Naturally, nobody wants to pay such a penalty should they get caught, so it becomes necessary to see which type of third party liability applies. Determining the extent to which each party is liable is where we find our split.
Here, we have the Sixth Circuit and the Seventh Circuit disagreeing over the extent to which third party liability for faxing violations applies.
In Bridgeview Health Care Ctr. Ltd. v. Clark (2016), a small medical supply business instructed a third-party marketing firm to send roughly 100 faxed advertisements to local businesses within a 20-mile radius of Terre Haute, Indiana. Instead, the marketing firm sent 4,849 faxed advertisements across three states. In determining whether the medical supply business was liable for faxes sent out beyond the 20-mile radius, the Seventh Circuit applied three types of common law agency analysis: express actual authority, implied actual authority, or apparent authority.
First, express actual authority:
Because B2B expressly contradicted Clark’s actual instructions, this is clearly not express actual agency.
Second, implied actual authority:
While express actual authority is proven through words, implied actual authority is established through circumstantial evidence. Id. Nothing about fax marketing inherently calls for sending thousands of advertisements. And nothing about fax marketing inherently demands sending these ads to states where the advertiser does not do business. We thus find it impossible to conclude that implied actual authority exists here.
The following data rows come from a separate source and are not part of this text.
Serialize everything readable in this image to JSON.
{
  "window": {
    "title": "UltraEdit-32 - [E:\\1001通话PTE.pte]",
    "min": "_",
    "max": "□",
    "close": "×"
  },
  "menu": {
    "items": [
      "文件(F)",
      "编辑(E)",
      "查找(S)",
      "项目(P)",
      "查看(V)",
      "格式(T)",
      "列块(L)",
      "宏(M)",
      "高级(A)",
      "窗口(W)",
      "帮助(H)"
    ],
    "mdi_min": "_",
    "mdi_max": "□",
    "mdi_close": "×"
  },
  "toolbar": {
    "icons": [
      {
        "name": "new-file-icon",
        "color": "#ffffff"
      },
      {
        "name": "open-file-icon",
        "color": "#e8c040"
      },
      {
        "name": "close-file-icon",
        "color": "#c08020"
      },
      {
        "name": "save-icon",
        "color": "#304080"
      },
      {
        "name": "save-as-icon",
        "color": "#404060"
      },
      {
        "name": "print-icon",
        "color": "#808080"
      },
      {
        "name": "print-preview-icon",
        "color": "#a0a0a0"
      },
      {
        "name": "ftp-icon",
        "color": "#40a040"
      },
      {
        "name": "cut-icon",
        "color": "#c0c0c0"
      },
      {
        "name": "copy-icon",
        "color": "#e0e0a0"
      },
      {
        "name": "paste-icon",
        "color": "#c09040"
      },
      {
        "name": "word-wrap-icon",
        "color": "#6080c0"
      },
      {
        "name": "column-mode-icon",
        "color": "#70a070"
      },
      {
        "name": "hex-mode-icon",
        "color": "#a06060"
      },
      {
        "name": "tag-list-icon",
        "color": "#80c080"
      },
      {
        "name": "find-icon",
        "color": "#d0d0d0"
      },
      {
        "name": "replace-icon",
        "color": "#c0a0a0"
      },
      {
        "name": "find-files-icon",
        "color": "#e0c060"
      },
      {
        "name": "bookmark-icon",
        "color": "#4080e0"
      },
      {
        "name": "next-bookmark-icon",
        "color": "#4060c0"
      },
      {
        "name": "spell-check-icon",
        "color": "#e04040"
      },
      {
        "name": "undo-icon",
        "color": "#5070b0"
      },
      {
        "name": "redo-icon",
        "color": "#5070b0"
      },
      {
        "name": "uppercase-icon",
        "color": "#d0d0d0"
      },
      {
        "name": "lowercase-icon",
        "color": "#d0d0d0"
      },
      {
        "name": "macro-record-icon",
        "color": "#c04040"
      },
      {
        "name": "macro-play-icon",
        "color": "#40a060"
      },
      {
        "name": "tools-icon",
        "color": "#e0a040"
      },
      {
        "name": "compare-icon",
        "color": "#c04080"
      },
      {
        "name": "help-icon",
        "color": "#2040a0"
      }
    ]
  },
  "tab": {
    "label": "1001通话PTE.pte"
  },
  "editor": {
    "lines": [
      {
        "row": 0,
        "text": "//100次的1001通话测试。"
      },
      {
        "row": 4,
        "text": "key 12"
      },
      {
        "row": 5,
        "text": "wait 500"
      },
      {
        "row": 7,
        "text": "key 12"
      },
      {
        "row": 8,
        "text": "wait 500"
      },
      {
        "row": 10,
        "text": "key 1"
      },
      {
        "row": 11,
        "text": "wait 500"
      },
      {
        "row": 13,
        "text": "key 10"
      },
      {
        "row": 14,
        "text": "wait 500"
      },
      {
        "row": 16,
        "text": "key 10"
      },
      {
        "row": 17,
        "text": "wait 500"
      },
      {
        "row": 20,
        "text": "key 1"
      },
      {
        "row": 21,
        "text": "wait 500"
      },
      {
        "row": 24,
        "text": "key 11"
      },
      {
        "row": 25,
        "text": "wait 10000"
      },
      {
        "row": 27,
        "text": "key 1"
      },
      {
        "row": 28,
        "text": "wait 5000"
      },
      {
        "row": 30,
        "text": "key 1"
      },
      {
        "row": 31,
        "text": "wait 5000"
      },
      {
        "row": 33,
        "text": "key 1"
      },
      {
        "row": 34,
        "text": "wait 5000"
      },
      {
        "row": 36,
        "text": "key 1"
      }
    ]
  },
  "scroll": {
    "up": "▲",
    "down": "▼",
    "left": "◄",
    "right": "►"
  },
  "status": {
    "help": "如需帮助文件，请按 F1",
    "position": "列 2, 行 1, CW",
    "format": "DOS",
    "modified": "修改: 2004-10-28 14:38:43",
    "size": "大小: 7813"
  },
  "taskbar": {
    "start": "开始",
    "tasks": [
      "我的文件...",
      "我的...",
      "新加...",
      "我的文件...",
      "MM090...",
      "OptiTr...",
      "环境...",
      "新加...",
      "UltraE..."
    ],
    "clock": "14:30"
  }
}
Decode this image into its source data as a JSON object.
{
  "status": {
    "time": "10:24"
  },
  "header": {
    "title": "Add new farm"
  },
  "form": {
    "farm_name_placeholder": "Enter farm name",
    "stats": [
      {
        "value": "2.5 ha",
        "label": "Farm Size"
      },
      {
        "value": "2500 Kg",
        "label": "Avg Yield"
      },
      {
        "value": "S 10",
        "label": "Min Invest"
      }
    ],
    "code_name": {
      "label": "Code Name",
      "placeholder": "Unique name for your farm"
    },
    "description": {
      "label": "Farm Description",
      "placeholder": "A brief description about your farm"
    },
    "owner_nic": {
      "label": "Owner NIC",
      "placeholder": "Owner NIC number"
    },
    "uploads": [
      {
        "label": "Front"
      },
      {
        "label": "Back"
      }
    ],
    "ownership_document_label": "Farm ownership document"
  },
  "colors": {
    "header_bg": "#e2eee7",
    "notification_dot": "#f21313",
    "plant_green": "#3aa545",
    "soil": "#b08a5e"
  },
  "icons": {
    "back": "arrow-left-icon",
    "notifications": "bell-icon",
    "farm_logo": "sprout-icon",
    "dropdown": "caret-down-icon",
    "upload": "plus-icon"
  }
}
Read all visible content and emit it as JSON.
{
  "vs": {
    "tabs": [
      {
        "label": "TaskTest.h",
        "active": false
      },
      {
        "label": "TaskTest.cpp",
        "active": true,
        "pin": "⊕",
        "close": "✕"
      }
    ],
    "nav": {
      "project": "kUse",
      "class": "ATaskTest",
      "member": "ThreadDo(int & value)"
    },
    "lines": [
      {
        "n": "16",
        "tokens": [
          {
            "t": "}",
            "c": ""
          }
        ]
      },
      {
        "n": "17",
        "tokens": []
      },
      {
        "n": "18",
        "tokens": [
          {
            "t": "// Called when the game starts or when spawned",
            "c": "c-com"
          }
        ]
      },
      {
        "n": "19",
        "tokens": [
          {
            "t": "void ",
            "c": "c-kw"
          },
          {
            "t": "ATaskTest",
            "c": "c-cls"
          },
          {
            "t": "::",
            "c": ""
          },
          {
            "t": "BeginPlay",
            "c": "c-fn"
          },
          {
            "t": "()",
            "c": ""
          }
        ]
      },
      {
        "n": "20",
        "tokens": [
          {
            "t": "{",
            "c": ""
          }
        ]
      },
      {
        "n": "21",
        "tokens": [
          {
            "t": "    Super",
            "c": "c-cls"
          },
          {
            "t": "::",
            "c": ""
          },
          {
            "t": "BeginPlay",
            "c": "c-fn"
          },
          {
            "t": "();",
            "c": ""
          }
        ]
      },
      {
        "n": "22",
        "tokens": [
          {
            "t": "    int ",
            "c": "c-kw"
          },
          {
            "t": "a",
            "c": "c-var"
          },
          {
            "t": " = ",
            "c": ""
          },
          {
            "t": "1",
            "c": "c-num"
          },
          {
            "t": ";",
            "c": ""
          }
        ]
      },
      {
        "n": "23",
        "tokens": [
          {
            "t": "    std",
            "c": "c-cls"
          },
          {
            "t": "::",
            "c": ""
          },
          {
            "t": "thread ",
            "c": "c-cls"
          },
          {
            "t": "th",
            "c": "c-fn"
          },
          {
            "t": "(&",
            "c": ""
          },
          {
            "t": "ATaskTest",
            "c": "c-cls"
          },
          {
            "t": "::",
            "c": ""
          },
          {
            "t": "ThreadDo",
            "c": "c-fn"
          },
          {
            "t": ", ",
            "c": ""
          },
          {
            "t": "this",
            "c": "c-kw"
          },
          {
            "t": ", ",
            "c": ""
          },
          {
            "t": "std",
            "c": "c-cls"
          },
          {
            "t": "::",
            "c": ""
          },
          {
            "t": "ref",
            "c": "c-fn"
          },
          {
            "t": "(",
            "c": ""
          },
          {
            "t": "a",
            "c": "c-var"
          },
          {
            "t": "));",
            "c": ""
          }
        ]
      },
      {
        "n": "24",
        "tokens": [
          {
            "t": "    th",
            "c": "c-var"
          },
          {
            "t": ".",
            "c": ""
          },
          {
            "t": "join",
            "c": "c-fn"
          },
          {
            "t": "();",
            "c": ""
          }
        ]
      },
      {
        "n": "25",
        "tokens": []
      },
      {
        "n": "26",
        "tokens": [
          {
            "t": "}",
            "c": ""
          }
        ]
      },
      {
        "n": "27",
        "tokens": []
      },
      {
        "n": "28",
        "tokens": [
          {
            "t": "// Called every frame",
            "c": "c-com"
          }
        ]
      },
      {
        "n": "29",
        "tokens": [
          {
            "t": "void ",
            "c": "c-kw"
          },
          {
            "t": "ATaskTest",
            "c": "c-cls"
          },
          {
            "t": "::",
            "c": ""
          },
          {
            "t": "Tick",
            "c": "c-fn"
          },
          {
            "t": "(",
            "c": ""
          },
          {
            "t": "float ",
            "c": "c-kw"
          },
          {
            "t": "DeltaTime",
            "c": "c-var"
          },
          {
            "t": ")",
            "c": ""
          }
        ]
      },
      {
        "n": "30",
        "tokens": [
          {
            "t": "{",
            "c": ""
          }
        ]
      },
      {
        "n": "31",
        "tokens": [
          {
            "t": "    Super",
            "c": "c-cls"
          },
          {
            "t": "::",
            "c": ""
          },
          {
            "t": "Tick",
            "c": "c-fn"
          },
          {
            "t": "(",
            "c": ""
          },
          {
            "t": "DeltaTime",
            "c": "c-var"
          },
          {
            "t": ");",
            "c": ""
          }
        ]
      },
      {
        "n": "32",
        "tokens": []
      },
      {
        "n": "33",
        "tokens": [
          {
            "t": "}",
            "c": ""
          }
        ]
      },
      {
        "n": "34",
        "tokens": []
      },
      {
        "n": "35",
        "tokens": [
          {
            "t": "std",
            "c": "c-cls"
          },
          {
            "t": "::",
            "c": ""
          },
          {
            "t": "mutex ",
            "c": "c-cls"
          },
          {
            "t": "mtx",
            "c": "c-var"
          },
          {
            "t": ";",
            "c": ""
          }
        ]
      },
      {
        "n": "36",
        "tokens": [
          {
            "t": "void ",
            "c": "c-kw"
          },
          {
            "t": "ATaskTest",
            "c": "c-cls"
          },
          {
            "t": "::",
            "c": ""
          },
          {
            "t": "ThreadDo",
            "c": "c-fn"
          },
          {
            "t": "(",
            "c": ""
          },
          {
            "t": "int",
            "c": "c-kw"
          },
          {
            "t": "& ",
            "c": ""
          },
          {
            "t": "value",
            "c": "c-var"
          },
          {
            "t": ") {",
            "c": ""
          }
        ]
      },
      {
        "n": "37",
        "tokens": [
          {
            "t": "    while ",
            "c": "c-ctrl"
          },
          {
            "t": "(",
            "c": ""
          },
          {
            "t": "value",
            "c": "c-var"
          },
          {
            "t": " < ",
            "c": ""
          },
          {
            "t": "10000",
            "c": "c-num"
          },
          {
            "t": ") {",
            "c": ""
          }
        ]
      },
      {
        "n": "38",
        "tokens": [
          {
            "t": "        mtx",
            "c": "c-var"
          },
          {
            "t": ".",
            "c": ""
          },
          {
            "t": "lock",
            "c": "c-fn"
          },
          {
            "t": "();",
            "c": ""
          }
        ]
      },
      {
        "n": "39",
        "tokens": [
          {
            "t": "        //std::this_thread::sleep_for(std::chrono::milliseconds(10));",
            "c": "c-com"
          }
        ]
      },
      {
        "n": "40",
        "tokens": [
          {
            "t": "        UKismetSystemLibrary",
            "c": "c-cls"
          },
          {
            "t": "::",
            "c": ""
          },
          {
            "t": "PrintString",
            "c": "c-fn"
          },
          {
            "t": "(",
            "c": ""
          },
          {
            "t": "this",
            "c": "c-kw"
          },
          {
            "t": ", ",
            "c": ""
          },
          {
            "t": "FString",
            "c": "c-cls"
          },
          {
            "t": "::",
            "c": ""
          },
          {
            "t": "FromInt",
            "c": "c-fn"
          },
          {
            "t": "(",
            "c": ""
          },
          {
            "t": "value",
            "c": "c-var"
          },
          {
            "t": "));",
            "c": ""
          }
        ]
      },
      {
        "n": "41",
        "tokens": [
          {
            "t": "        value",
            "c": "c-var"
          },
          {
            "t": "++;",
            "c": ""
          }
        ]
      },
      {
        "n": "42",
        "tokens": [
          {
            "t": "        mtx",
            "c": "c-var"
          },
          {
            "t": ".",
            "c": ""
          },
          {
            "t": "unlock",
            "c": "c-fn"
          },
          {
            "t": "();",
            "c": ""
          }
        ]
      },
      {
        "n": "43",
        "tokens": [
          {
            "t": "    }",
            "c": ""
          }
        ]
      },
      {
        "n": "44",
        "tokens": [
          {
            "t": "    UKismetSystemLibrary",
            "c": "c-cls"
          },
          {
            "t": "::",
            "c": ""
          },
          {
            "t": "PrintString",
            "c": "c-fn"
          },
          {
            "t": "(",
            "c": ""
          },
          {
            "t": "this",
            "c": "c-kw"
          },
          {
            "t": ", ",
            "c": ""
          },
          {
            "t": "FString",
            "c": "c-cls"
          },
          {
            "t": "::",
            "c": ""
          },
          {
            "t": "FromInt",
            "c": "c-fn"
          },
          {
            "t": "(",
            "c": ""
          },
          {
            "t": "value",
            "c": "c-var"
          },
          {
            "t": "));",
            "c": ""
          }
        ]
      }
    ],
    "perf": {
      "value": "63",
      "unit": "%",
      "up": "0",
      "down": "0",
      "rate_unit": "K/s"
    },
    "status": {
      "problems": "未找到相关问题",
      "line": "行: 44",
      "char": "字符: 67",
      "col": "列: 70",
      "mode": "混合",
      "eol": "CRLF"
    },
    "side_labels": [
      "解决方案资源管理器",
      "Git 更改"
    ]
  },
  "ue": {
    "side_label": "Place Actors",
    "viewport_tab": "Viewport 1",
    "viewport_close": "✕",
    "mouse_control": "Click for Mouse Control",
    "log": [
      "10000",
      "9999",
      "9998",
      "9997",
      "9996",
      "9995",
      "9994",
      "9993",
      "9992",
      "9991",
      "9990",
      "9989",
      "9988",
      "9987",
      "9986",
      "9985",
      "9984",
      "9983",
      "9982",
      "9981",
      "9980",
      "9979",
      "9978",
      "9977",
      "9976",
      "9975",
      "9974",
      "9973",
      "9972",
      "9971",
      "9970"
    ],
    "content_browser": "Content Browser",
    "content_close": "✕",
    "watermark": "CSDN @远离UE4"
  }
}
Third: apparent authority:
To create apparent authority, the principal must speak, write, or otherwise act toward a third party. His conduct must make the third party reasonably believe that he has consented to an action done on his behalf by someone purporting to act for him…In short, B2B made an independent decision to blast faxes across multiple state lines.
In short, the medical supply company could not be held liable for the violations of the TCPA committed by a third party.
The Sixth Circuit
In deciding Siding and Insulation Co. v. Alco Vending Inc., the Sixth Circuit split itself. First, the court held that a hybrid test to determine “on whose behalf” such faxes were sent would be more appropriate for faxes sent before 2006. Such a test involved balancing between common law agency principles (as outlined above) and certain policy considerations, such as “whether and to what extent each entity investigated the lawfulness of the fax broadcasts at issue.”
However, in dicta the court indicated that the standard post-2006 as established by the Federal Communications Commission’s (FCC’s) governing regulations applied a standard of strict liability. In other words, the small business that contracted out for the infringing advertising services would be on the hook for the full extent of the damages.
This is going to be a brave new world for fax-based mass marketing. The split indicates that we may be headed for a showdown between common law agency analysis and strict liability. Depending on the jurisdiction one poor, outdated marketing decision could be a small business’s last.